#### WHAT THE TASK REQUIRES
Write out each record below exactly, but not the pictures.

Data records
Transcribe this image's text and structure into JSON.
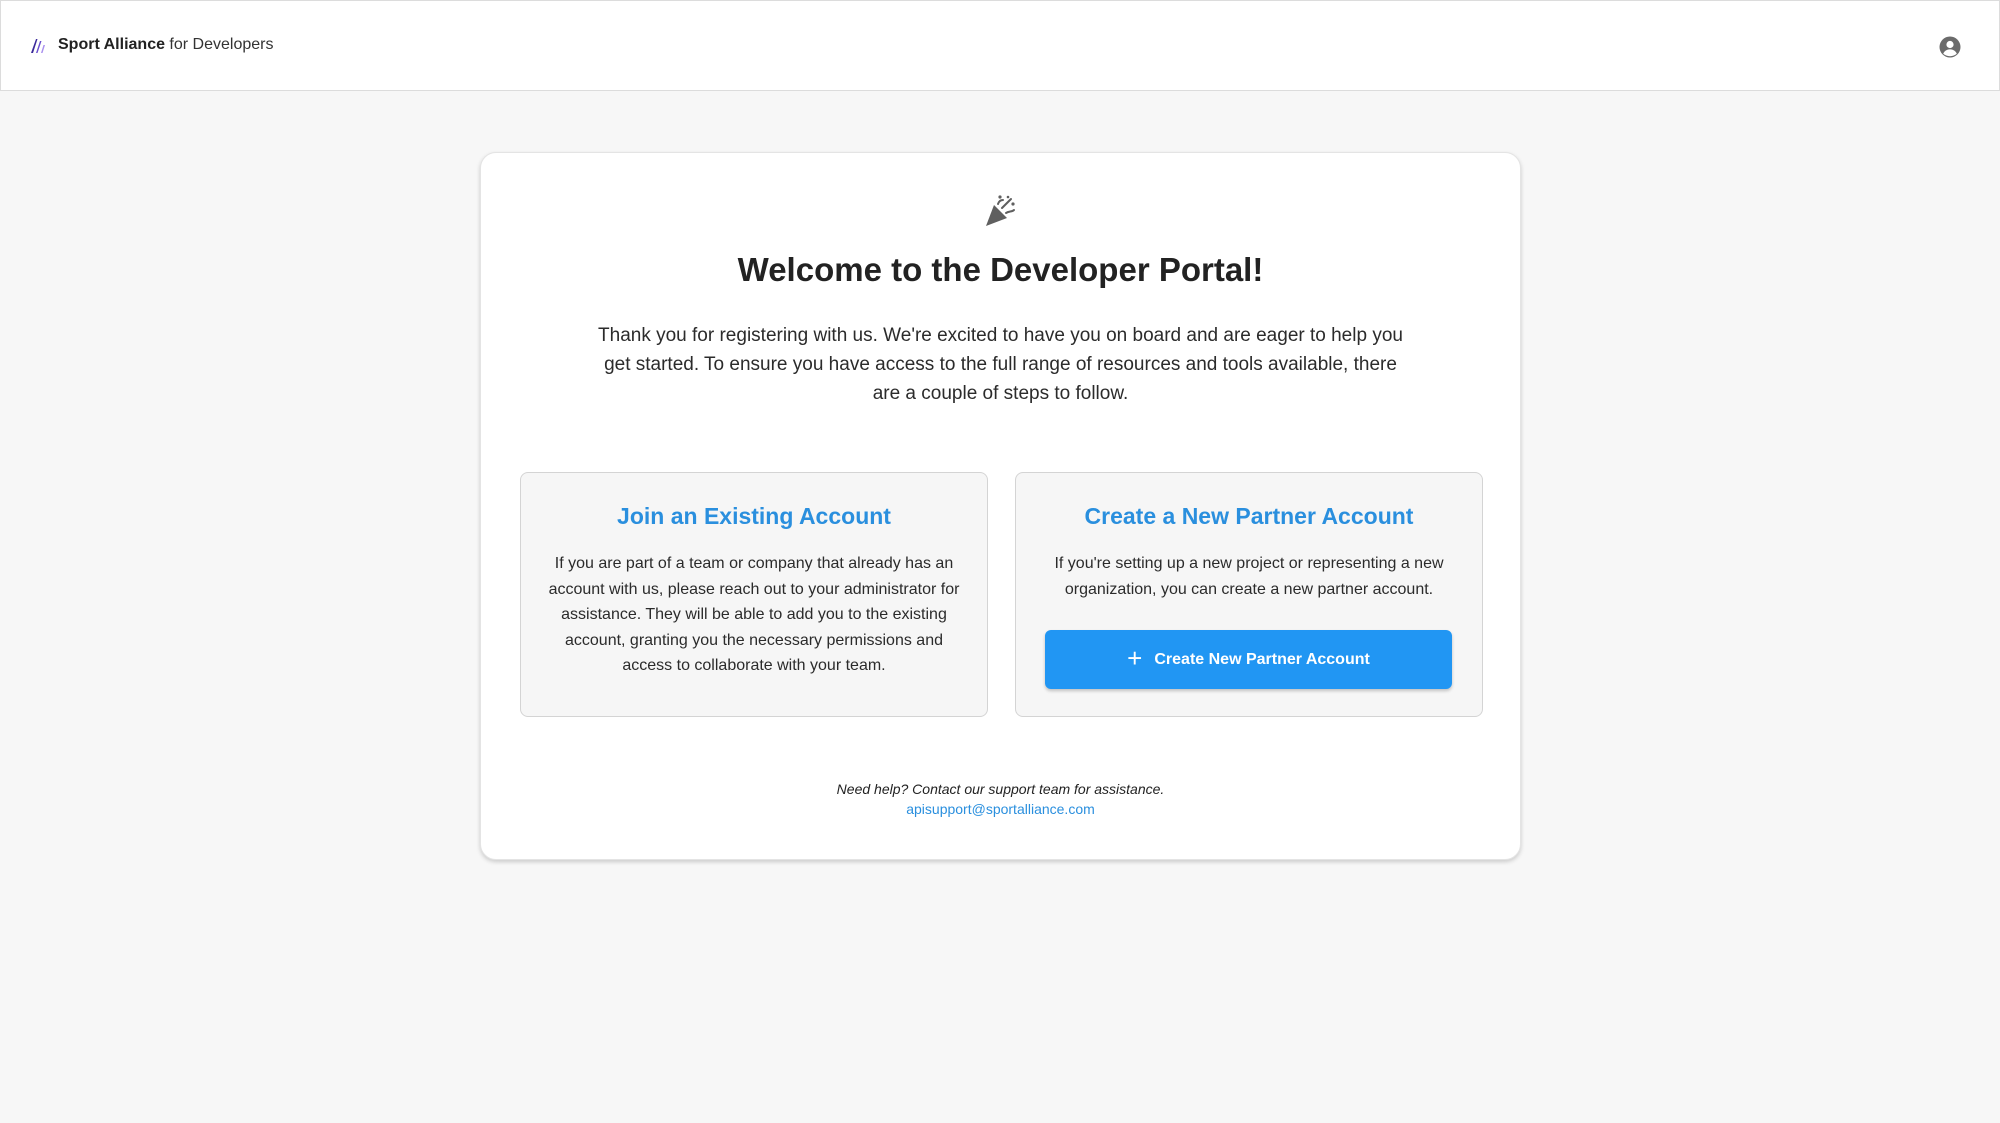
{
  "header": {
    "brand_strong": "Sport Alliance",
    "brand_light": " for Developers",
    "account_icon": "user-circle-icon"
  },
  "welcome": {
    "icon": "party-popper-icon",
    "title": "Welcome to the Developer Portal!",
    "intro": "Thank you for registering with us. We're excited to have you on board and are eager to help you get started. To ensure you have access to the full range of resources and tools available, there are a couple of steps to follow."
  },
  "options": {
    "join": {
      "title": "Join an Existing Account",
      "text": "If you are part of a team or company that already has an account with us, please reach out to your administrator for assistance. They will be able to add you to the existing account, granting you the necessary permissions and access to collaborate with your team."
    },
    "create": {
      "title": "Create a New Partner Account",
      "text": "If you're setting up a new project or representing a new organization, you can create a new partner account.",
      "button_label": "Create New Partner Account",
      "button_icon": "plus-icon"
    }
  },
  "help": {
    "text": "Need help? Contact our support team for assistance.",
    "email": "apisupport@sportalliance.com"
  },
  "colors": {
    "accent": "#2196f3",
    "title_blue": "#2a8fde",
    "background": "#f7f7f7"
  }
}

#### RESPONSE AREA
Transcribe this image's text and structure into JSON.
{
  "header": {
    "brand_strong": "Sport Alliance",
    "brand_light": " for Developers",
    "account_icon": "user-circle-icon"
  },
  "welcome": {
    "icon": "party-popper-icon",
    "title": "Welcome to the Developer Portal!",
    "intro": "Thank you for registering with us. We're excited to have you on board and are eager to help you get started. To ensure you have access to the full range of resources and tools available, there are a couple of steps to follow."
  },
  "options": {
    "join": {
      "title": "Join an Existing Account",
      "text": "If you are part of a team or company that already has an account with us, please reach out to your administrator for assistance. They will be able to add you to the existing account, granting you the necessary permissions and access to collaborate with your team."
    },
    "create": {
      "title": "Create a New Partner Account",
      "text": "If you're setting up a new project or representing a new organization, you can create a new partner account.",
      "button_label": "Create New Partner Account",
      "button_icon": "plus-icon"
    }
  },
  "help": {
    "text": "Need help? Contact our support team for assistance.",
    "email": "apisupport@sportalliance.com"
  },
  "colors": {
    "accent": "#2196f3",
    "title_blue": "#2a8fde",
    "background": "#f7f7f7"
  }
}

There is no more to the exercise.